Vary a manipulated variable upper bound during a simulation.
Define the plant, which includes a 4-second input delay. Convert to a delay-free, discrete, state-space model using a 2-second control interval. Create the corresponding default controller and then specify MV bounds at +/-2.
-->The "PredictionHorizon" property of "mpc" object is empty. Trying PredictionHorizon = 10.
-->The "ControlHorizon" property of the "mpc" object is empty. Assuming 2.
-->The "Weights.ManipulatedVariables" property of "mpc" object is empty. Assuming default 0.00000.
-->The "Weights.ManipulatedVariablesRate" property of "mpc" object is empty. Assuming default 0.10000.
-->The "Weights.OutputVariables" property of "mpc" object is empty. Assuming default 1.00000.
Create an empty mpcmoveopt
object. During simulation, you can set properties of the object to specify controller parameters.

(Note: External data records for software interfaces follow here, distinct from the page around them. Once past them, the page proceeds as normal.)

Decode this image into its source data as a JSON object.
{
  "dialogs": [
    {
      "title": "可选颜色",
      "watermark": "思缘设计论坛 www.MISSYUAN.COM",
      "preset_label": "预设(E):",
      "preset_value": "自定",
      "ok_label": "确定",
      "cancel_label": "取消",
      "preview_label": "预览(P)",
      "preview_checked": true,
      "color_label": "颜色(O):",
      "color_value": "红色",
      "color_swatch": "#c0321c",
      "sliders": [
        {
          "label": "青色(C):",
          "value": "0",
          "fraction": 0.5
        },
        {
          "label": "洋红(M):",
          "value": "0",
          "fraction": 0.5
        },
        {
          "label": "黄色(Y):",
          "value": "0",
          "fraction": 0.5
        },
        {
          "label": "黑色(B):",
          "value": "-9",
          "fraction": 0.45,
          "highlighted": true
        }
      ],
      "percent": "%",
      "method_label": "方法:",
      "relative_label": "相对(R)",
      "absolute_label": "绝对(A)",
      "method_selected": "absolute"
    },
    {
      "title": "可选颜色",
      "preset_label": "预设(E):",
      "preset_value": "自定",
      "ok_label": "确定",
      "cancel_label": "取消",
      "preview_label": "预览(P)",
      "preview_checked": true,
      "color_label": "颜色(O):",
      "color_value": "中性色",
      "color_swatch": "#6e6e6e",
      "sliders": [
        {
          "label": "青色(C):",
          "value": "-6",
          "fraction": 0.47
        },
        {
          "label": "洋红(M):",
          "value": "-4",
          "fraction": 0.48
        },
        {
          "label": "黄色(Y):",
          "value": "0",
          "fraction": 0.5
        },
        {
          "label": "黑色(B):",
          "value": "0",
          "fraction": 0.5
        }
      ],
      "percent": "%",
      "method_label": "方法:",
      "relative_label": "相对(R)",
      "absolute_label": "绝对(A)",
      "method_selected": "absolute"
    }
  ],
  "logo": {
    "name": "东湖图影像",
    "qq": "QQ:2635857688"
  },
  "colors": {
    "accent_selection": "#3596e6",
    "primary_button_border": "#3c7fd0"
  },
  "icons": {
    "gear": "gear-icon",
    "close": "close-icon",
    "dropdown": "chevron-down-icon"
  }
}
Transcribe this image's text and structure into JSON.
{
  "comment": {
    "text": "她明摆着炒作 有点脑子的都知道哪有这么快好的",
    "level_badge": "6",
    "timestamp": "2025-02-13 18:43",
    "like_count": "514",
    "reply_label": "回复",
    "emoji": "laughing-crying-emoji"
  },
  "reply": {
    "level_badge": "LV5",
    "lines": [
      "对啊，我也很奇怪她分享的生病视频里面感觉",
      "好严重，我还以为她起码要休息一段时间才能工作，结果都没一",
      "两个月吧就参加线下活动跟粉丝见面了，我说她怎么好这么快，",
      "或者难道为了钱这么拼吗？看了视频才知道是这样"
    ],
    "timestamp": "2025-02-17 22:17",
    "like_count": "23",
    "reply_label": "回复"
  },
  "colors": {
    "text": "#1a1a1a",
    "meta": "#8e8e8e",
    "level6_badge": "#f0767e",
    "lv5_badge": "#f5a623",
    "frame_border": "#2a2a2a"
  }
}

Pre-allocate storage and initialize the controller state.
-->Assuming output disturbance added to measured output channel #1 is integrated white noise.
-->The "Model.Noise" property of the "mpc" object is empty. Assuming white noise on each measured output channel.
Use mpcmove
to simulate the following:
Reference (setpoint) step change from initial condition r = 0 to r = 1 (servo response).
MV upper bound step decrease from 2 to 1, occurring at t = 10.
As the loop executes, the value of options.MVMax
is reset to 1 for all iterations that occur after t = 10. Prior to that iteration, options.MVMax
is empty. Therefore, the controller's value for MVMax
is used, MPCobj.MV(1).Max = 2
.
Plot the results of the simulation.
From the plot, you can observe that the original MV upper bound is active until t = 4. After the input delay of 4 seconds, the output variable (OV) moves smoothly to its new target of r = 1. reaching the target at t = 10. The new MV bound imposed at t = 10 becomes avtive immediately. This forces the OV below its target, after the input delay elapses.
Now assume that you want to impose an OV upper bound at a specified location relative to the OV target. Consider the following constraint design command:
This is a horizon-varying constraint. The known input delay makes it impossible for the controller to satisfy an OV constraint prior to the third prediction-horizon step. Therefore, a finite constraint during the first two steps would be poor practice. For illustrative purposes, the above constraint also decreases from 0.4 at step 3 to 0.2 at step 5 and thereafter.
The following commands produce the same results shown in the previous plot. The OV constraint is never active because it is being varied in concert with the setpoint, r.
-->Assuming output disturbance added to measured output channel #1 is integrated white noise.
-->The "Model.Noise" property of the "mpc" object is empty. Assuming white noise on each measured output channel.
The scalar value r + 0.4 replaces the first finite value in the MPCobj.OV(1).Max
vector, and the remaining finite values adjust to maintain the original profile, i.e., the numerical difference between these values is unchanged. r = 1 for the simulation, so the above use of the mpcmoveopt object is equivalent to the command
The use of the mpcmoveopt
object involves much less computational overhead, however.